> [TASK DIRECTIONS]
Restate every line of the material below word for word, skipping the images.

> [EXTRACTED MATERIAL]
-- Opening Marker --

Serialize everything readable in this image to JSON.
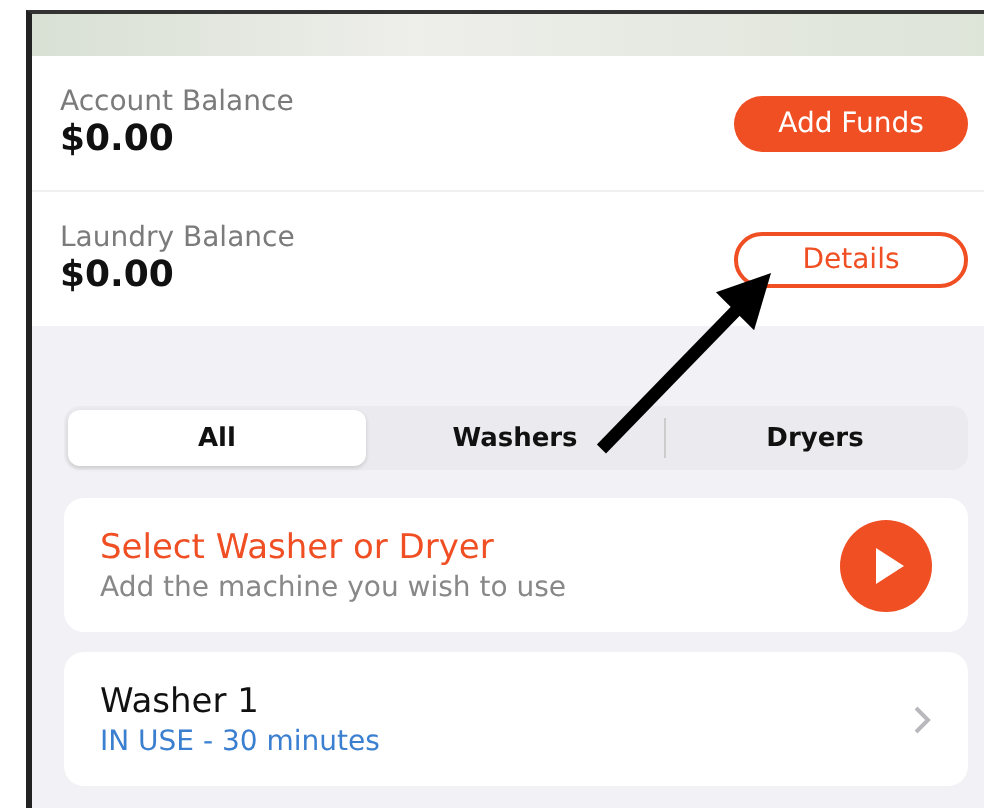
{
  "balances": [
    {
      "label": "Account Balance",
      "amount": "$0.00",
      "action": {
        "label": "Add Funds",
        "kind": "filled"
      }
    },
    {
      "label": "Laundry Balance",
      "amount": "$0.00",
      "action": {
        "label": "Details",
        "kind": "outline"
      }
    }
  ],
  "tabs": [
    {
      "label": "All",
      "selected": true
    },
    {
      "label": "Washers",
      "selected": false
    },
    {
      "label": "Dryers",
      "selected": false
    }
  ],
  "select_card": {
    "title": "Select Washer or Dryer",
    "subtitle": "Add the machine you wish to use"
  },
  "machines": [
    {
      "name": "Washer 1",
      "status": "IN USE - 30 minutes"
    }
  ]
}
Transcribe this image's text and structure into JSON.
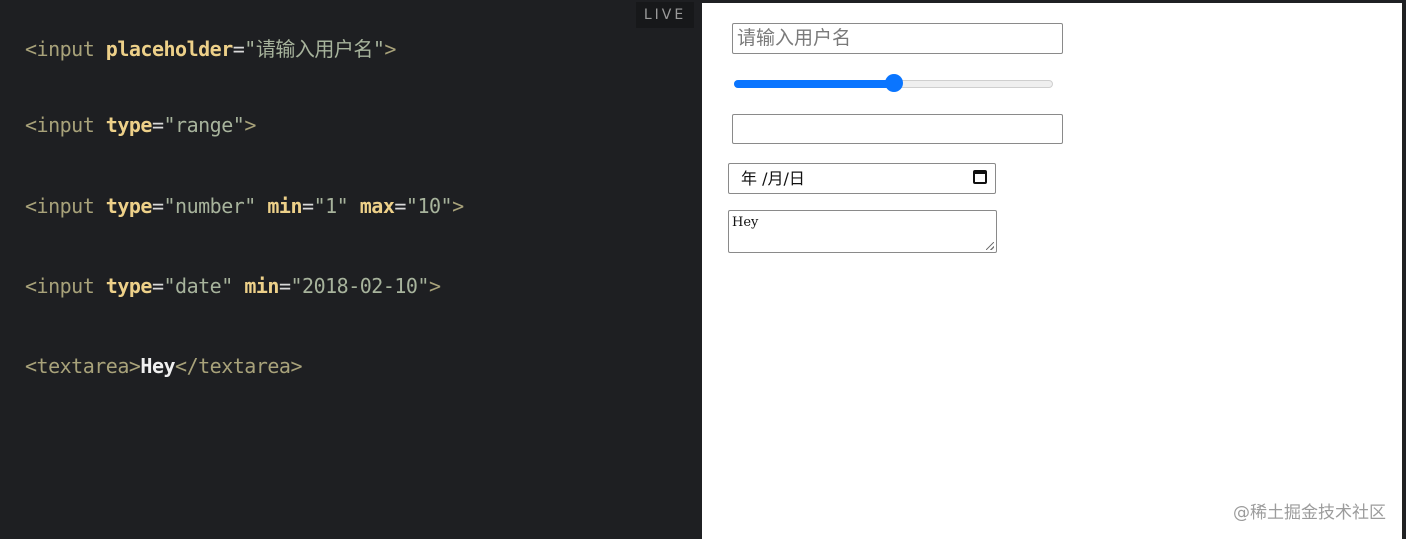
{
  "editor": {
    "lines": [
      {
        "open": "<input ",
        "attr1": "placeholder",
        "val1": "\"请输入用户名\"",
        "close": ">"
      },
      {
        "open": "<input ",
        "attr1": "type",
        "val1": "\"range\"",
        "close": ">"
      },
      {
        "open": "<input ",
        "attr1": "type",
        "val1": "\"number\"",
        "attr2": "min",
        "val2": "\"1\"",
        "attr3": "max",
        "val3": "\"10\"",
        "close": ">"
      },
      {
        "open": "<input ",
        "attr1": "type",
        "val1": "\"date\"",
        "attr2": "min",
        "val2": "\"2018-02-10\"",
        "close": ">"
      },
      {
        "open": "<textarea>",
        "text": "Hey",
        "close": "</textarea>"
      }
    ],
    "eq": "="
  },
  "live_label": "LIVE",
  "preview": {
    "text_placeholder": "请输入用户名",
    "range_value_percent": 50,
    "date_placeholder": "年 /月/日",
    "textarea_value": "Hey"
  },
  "watermark": "@稀土掘金技术社区",
  "colors": {
    "accent": "#0a75ff"
  }
}
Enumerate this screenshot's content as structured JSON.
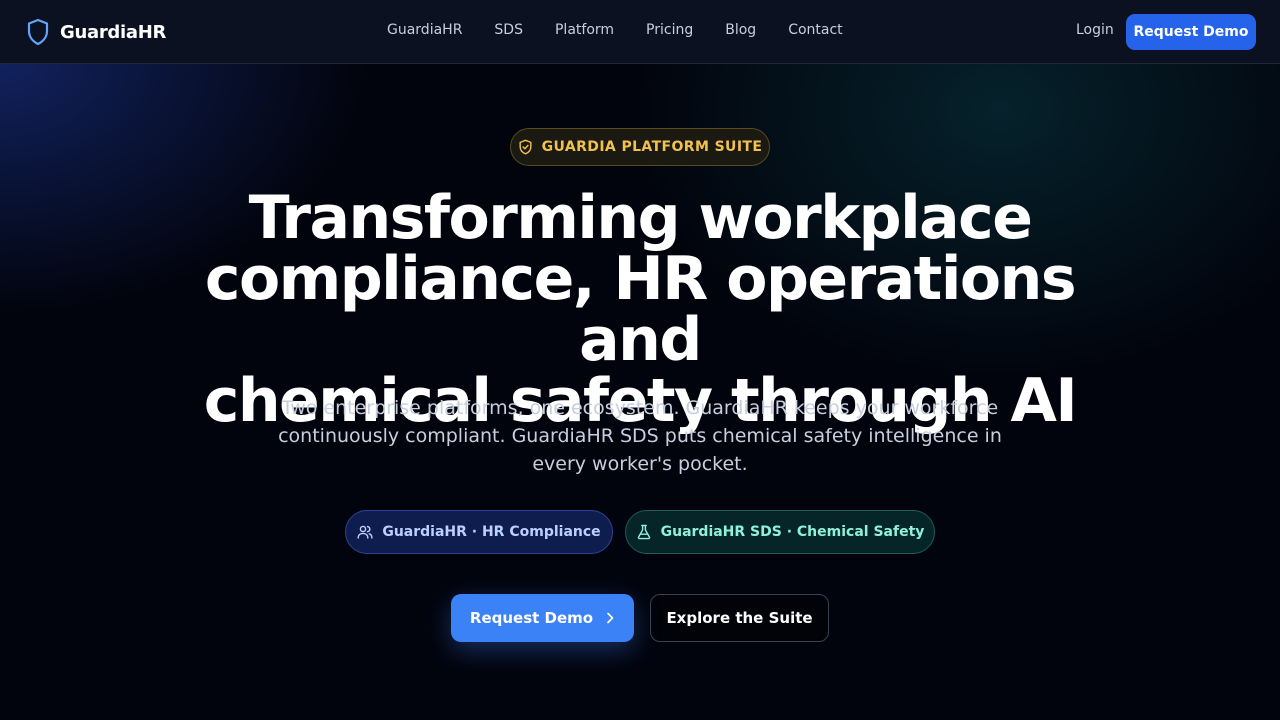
{
  "brand": {
    "name": "GuardiaHR",
    "logo_icon": "shield-icon",
    "accent": "#60a5fa"
  },
  "nav": {
    "items": [
      {
        "label": "GuardiaHR"
      },
      {
        "label": "SDS"
      },
      {
        "label": "Platform"
      },
      {
        "label": "Pricing"
      },
      {
        "label": "Blog"
      },
      {
        "label": "Contact"
      }
    ],
    "login_label": "Login",
    "demo_label": "Request Demo"
  },
  "hero": {
    "badge": {
      "icon": "shield-check-icon",
      "label": "GUARDIA PLATFORM SUITE",
      "color": "#f2c14e"
    },
    "headline_lines": [
      "Transforming workplace",
      "compliance, HR operations and",
      "chemical safety through AI"
    ],
    "subtitle_lines": [
      "Two enterprise platforms, one ecosystem. GuardiaHR keeps your workforce",
      "continuously compliant. GuardiaHR SDS puts chemical safety intelligence in",
      "every worker's pocket."
    ],
    "chips": [
      {
        "icon": "users-icon",
        "label": "GuardiaHR · HR Compliance"
      },
      {
        "icon": "flask-icon",
        "label": "GuardiaHR SDS · Chemical Safety"
      }
    ],
    "cta_primary": {
      "label": "Request Demo",
      "icon": "chevron-right-icon",
      "color": "#3b82f6"
    },
    "cta_secondary": {
      "label": "Explore the Suite"
    }
  }
}
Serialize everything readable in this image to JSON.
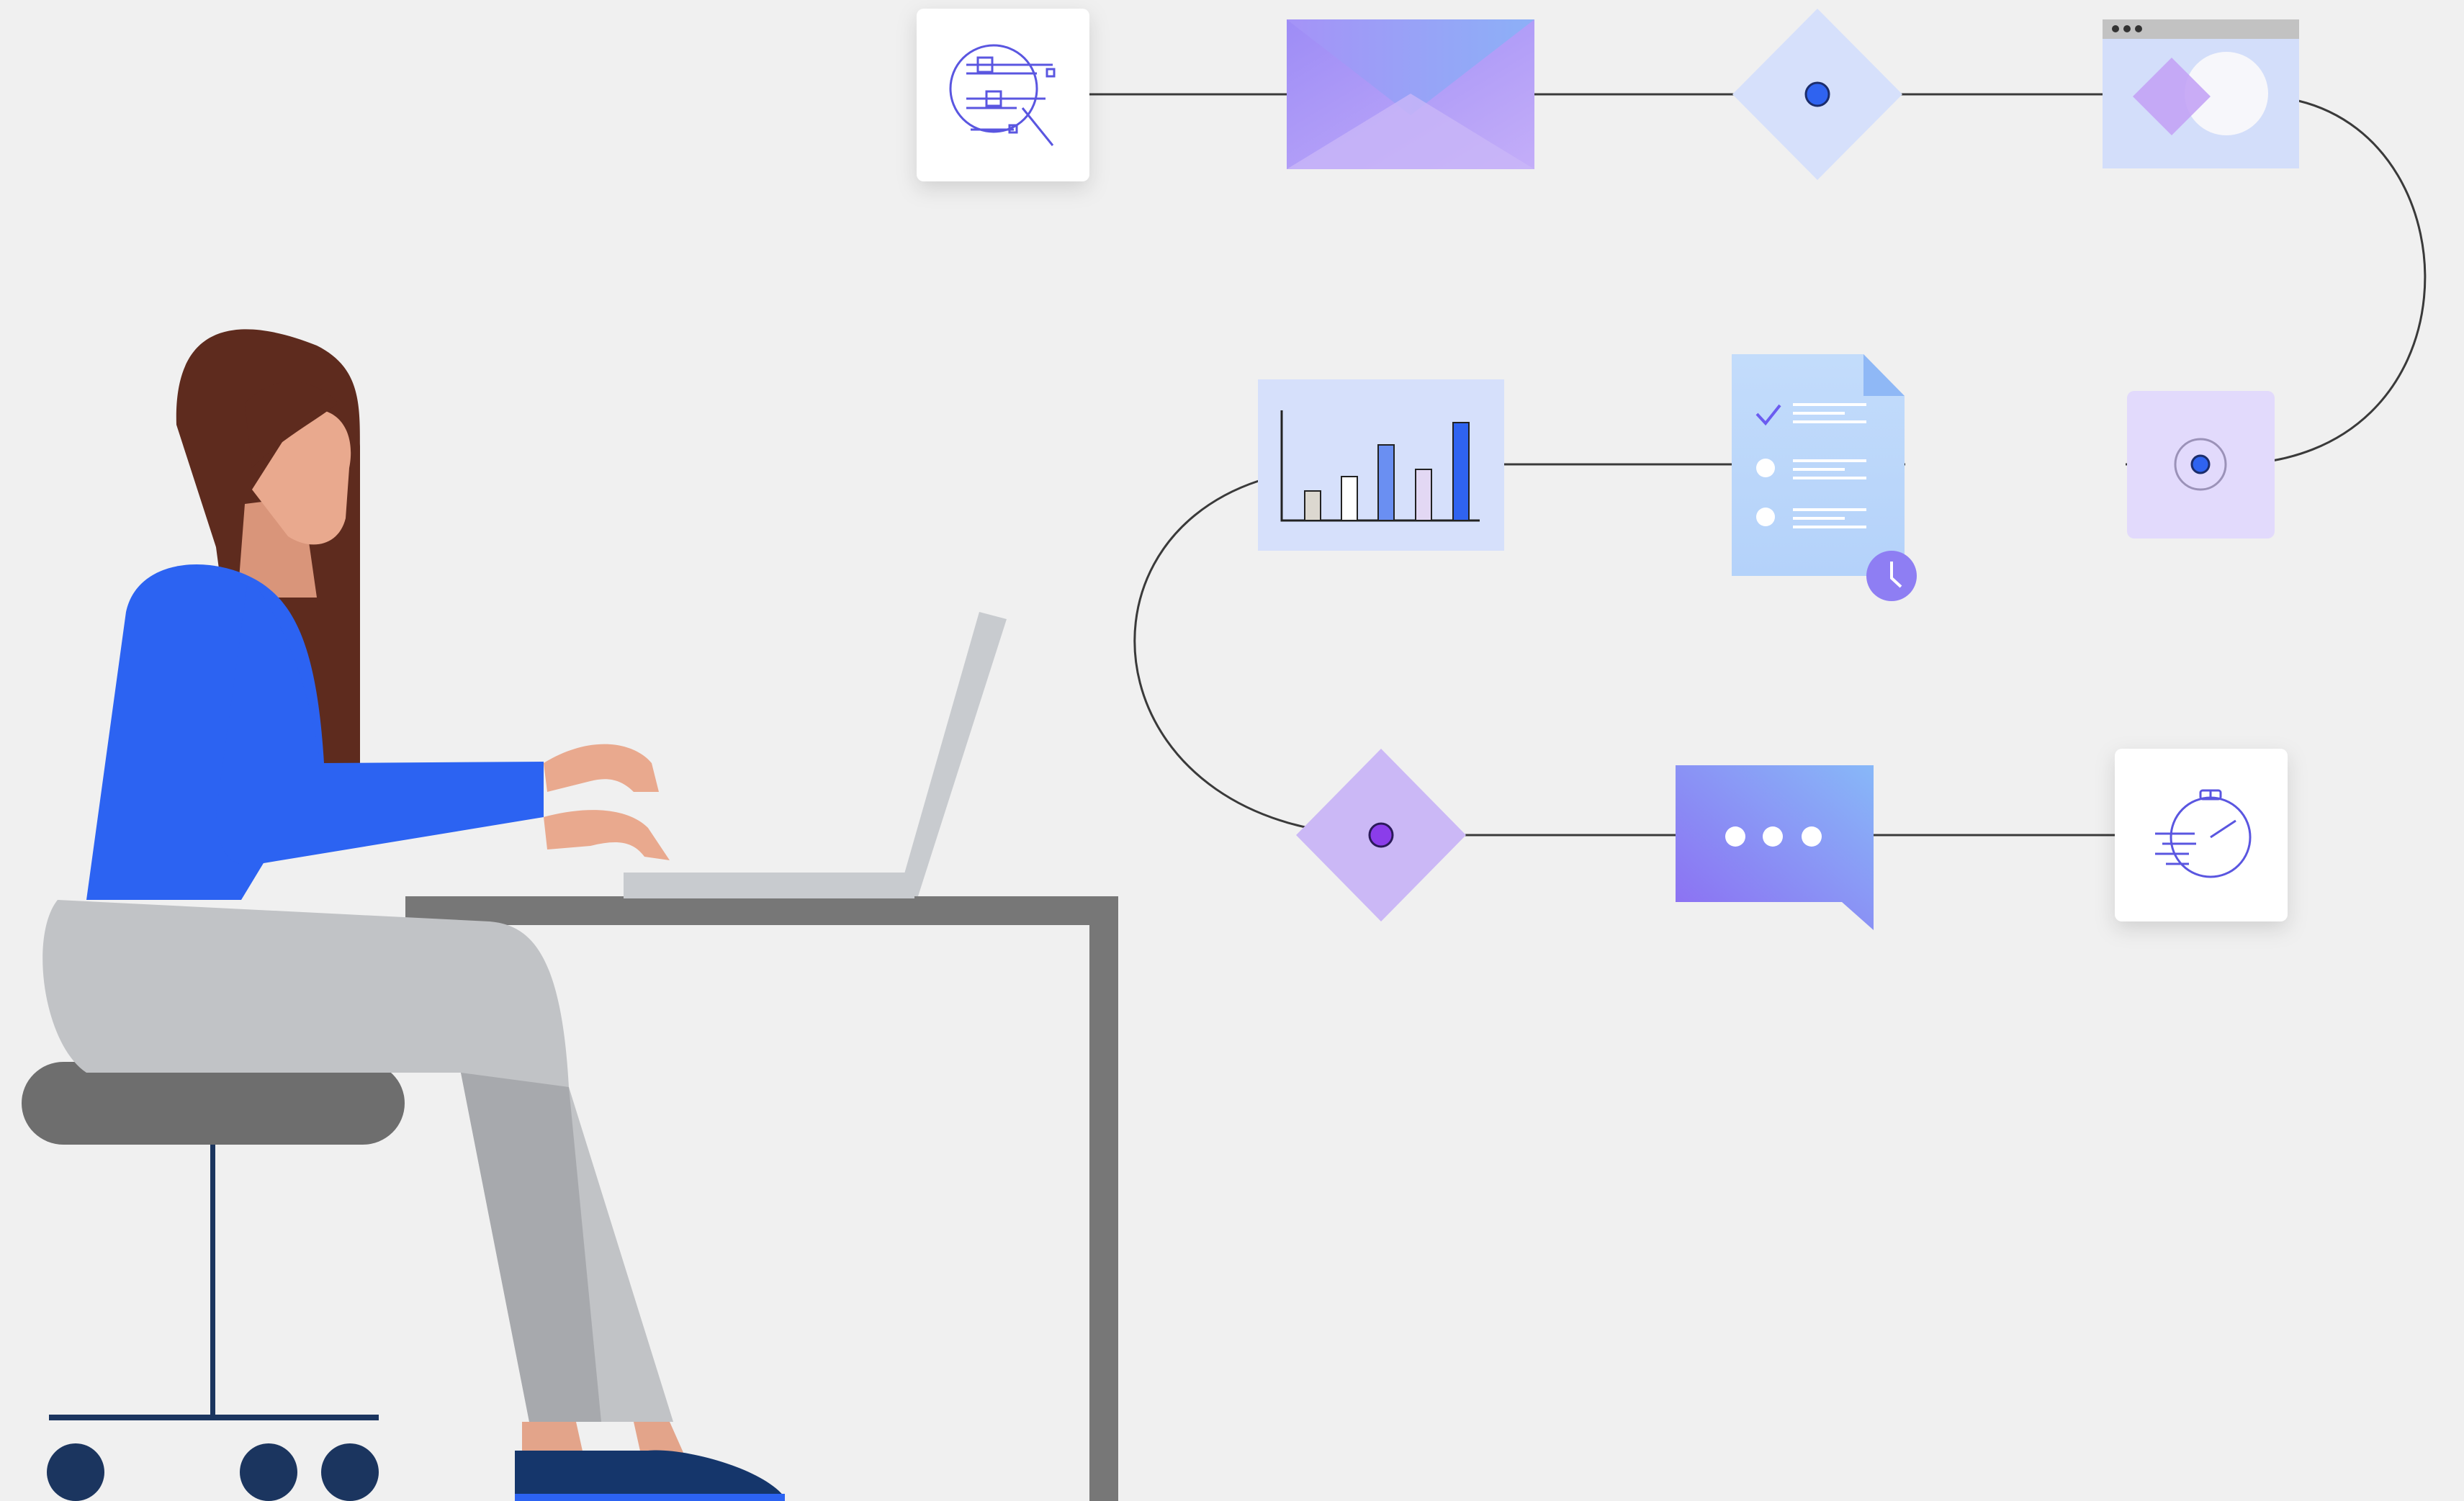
{
  "palette": {
    "background": "#f0f0f0",
    "line": "#333333",
    "blue_accent": "#2f63f0",
    "purple_accent": "#8b5cf6",
    "light_blue_tile": "#d6e0fb",
    "light_purple_tile": "#e2dafc",
    "lavender": "#c9b6f7",
    "hair": "#5e2b1e",
    "skin": "#e9a98e",
    "top": "#2c63f2",
    "pants": "#c1c3c6",
    "shoes": "#15366b",
    "desk": "#777777",
    "stool": "#6e6e6e",
    "stool_base": "#1b355f",
    "laptop": "#c8cbcf"
  },
  "workflow_steps": [
    {
      "icon": "data-filter-search-icon"
    },
    {
      "icon": "envelope-icon"
    },
    {
      "icon": "decision-diamond-icon"
    },
    {
      "icon": "browser-window-icon"
    },
    {
      "icon": "radio-target-icon"
    },
    {
      "icon": "checklist-document-icon"
    },
    {
      "icon": "bar-chart-icon"
    },
    {
      "icon": "decision-diamond-purple-icon"
    },
    {
      "icon": "chat-bubble-icon"
    },
    {
      "icon": "stopwatch-icon"
    }
  ],
  "scene": {
    "person": "woman-typing-on-laptop",
    "furniture": [
      "desk",
      "stool",
      "laptop"
    ]
  }
}
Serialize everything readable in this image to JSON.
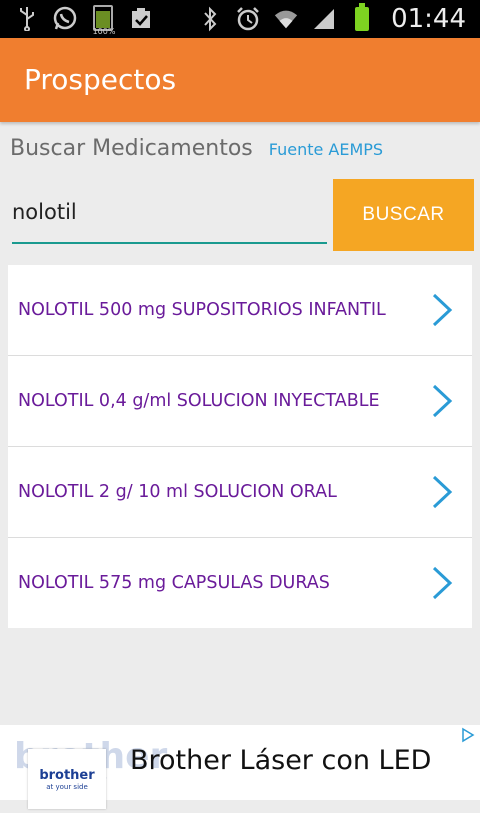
{
  "status_bar": {
    "time": "01:44",
    "small_battery_label": "100%",
    "icons": [
      "usb-icon",
      "whatsapp-icon",
      "battery-full-icon",
      "clipboard-check-icon",
      "bluetooth-icon",
      "alarm-icon",
      "wifi-icon",
      "signal-icon",
      "battery-charging-icon"
    ]
  },
  "app_bar": {
    "title": "Prospectos"
  },
  "search": {
    "heading": "Buscar Medicamentos",
    "source_link": "Fuente AEMPS",
    "query": "nolotil",
    "button_label": "BUSCAR"
  },
  "results": [
    {
      "name": "NOLOTIL  500 mg SUPOSITORIOS INFANTIL"
    },
    {
      "name": "NOLOTIL 0,4 g/ml SOLUCION INYECTABLE"
    },
    {
      "name": "NOLOTIL 2 g/ 10 ml SOLUCION ORAL"
    },
    {
      "name": "NOLOTIL 575 mg CAPSULAS DURAS"
    }
  ],
  "ad": {
    "logo_brand": "brother",
    "logo_tagline": "at your side",
    "text": "Brother Láser con LED"
  },
  "colors": {
    "app_bar": "#f07e2f",
    "button": "#f5a623",
    "link": "#2a9bd6",
    "result_text": "#6a1b9a",
    "chevron": "#2a9bd6",
    "input_underline": "#1a9a8f"
  }
}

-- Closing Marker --

> [ANSWER AREA]
Serialize everything readable in this image to JSON.
{
  "balances": [
    {
      "label": "Account Balance",
      "amount": "$0.00",
      "action": {
        "label": "Add Funds",
        "kind": "filled"
      }
    },
    {
      "label": "Laundry Balance",
      "amount": "$0.00",
      "action": {
        "label": "Details",
        "kind": "outline"
      }
    }
  ],
  "tabs": [
    {
      "label": "All",
      "selected": true
    },
    {
      "label": "Washers",
      "selected": false
    },
    {
      "label": "Dryers",
      "selected": false
    }
  ],
  "select_card": {
    "title": "Select Washer or Dryer",
    "subtitle": "Add the machine you wish to use"
  },
  "machines": [
    {
      "name": "Washer 1",
      "status": "IN USE - 30 minutes"
    }
  ]
}
Transcribe this image's text and structure into JSON.
{
  "editor": {
    "lines": [
      {
        "open": "<input ",
        "attr1": "placeholder",
        "val1": "\"请输入用户名\"",
        "close": ">"
      },
      {
        "open": "<input ",
        "attr1": "type",
        "val1": "\"range\"",
        "close": ">"
      },
      {
        "open": "<input ",
        "attr1": "type",
        "val1": "\"number\"",
        "attr2": "min",
        "val2": "\"1\"",
        "attr3": "max",
        "val3": "\"10\"",
        "close": ">"
      },
      {
        "open": "<input ",
        "attr1": "type",
        "val1": "\"date\"",
        "attr2": "min",
        "val2": "\"2018-02-10\"",
        "close": ">"
      },
      {
        "open": "<textarea>",
        "text": "Hey",
        "close": "</textarea>"
      }
    ],
    "eq": "="
  },
  "live_label": "LIVE",
  "preview": {
    "text_placeholder": "请输入用户名",
    "range_value_percent": 50,
    "date_placeholder": "年 /月/日",
    "textarea_value": "Hey"
  },
  "watermark": "@稀土掘金技术社区",
  "colors": {
    "accent": "#0a75ff"
  }
}
Enumerate this screenshot's content as structured JSON.
{
  "brand": {
    "name": "GuardiaHR",
    "logo_icon": "shield-icon",
    "accent": "#60a5fa"
  },
  "nav": {
    "items": [
      {
        "label": "GuardiaHR"
      },
      {
        "label": "SDS"
      },
      {
        "label": "Platform"
      },
      {
        "label": "Pricing"
      },
      {
        "label": "Blog"
      },
      {
        "label": "Contact"
      }
    ],
    "login_label": "Login",
    "demo_label": "Request Demo"
  },
  "hero": {
    "badge": {
      "icon": "shield-check-icon",
      "label": "GUARDIA PLATFORM SUITE",
      "color": "#f2c14e"
    },
    "headline_lines": [
      "Transforming workplace",
      "compliance, HR operations and",
      "chemical safety through AI"
    ],
    "subtitle_lines": [
      "Two enterprise platforms, one ecosystem. GuardiaHR keeps your workforce",
      "continuously compliant. GuardiaHR SDS puts chemical safety intelligence in",
      "every worker's pocket."
    ],
    "chips": [
      {
        "icon": "users-icon",
        "label": "GuardiaHR · HR Compliance"
      },
      {
        "icon": "flask-icon",
        "label": "GuardiaHR SDS · Chemical Safety"
      }
    ],
    "cta_primary": {
      "label": "Request Demo",
      "icon": "chevron-right-icon",
      "color": "#3b82f6"
    },
    "cta_secondary": {
      "label": "Explore the Suite"
    }
  }
}
Serialize everything readable in this image to JSON.
{
  "palette": {
    "background": "#f0f0f0",
    "line": "#333333",
    "blue_accent": "#2f63f0",
    "purple_accent": "#8b5cf6",
    "light_blue_tile": "#d6e0fb",
    "light_purple_tile": "#e2dafc",
    "lavender": "#c9b6f7",
    "hair": "#5e2b1e",
    "skin": "#e9a98e",
    "top": "#2c63f2",
    "pants": "#c1c3c6",
    "shoes": "#15366b",
    "desk": "#777777",
    "stool": "#6e6e6e",
    "stool_base": "#1b355f",
    "laptop": "#c8cbcf"
  },
  "workflow_steps": [
    {
      "icon": "data-filter-search-icon"
    },
    {
      "icon": "envelope-icon"
    },
    {
      "icon": "decision-diamond-icon"
    },
    {
      "icon": "browser-window-icon"
    },
    {
      "icon": "radio-target-icon"
    },
    {
      "icon": "checklist-document-icon"
    },
    {
      "icon": "bar-chart-icon"
    },
    {
      "icon": "decision-diamond-purple-icon"
    },
    {
      "icon": "chat-bubble-icon"
    },
    {
      "icon": "stopwatch-icon"
    }
  ],
  "scene": {
    "person": "woman-typing-on-laptop",
    "furniture": [
      "desk",
      "stool",
      "laptop"
    ]
  }
}
Serialize everything readable in this image to JSON.
{
  "status_bar": {
    "time": "01:44",
    "small_battery_label": "100%",
    "icons": [
      "usb-icon",
      "whatsapp-icon",
      "battery-full-icon",
      "clipboard-check-icon",
      "bluetooth-icon",
      "alarm-icon",
      "wifi-icon",
      "signal-icon",
      "battery-charging-icon"
    ]
  },
  "app_bar": {
    "title": "Prospectos"
  },
  "search": {
    "heading": "Buscar Medicamentos",
    "source_link": "Fuente AEMPS",
    "query": "nolotil",
    "button_label": "BUSCAR"
  },
  "results": [
    {
      "name": "NOLOTIL  500 mg SUPOSITORIOS INFANTIL"
    },
    {
      "name": "NOLOTIL 0,4 g/ml SOLUCION INYECTABLE"
    },
    {
      "name": "NOLOTIL 2 g/ 10 ml SOLUCION ORAL"
    },
    {
      "name": "NOLOTIL 575 mg CAPSULAS DURAS"
    }
  ],
  "ad": {
    "logo_brand": "brother",
    "logo_tagline": "at your side",
    "text": "Brother Láser con LED"
  },
  "colors": {
    "app_bar": "#f07e2f",
    "button": "#f5a623",
    "link": "#2a9bd6",
    "result_text": "#6a1b9a",
    "chevron": "#2a9bd6",
    "input_underline": "#1a9a8f"
  }
}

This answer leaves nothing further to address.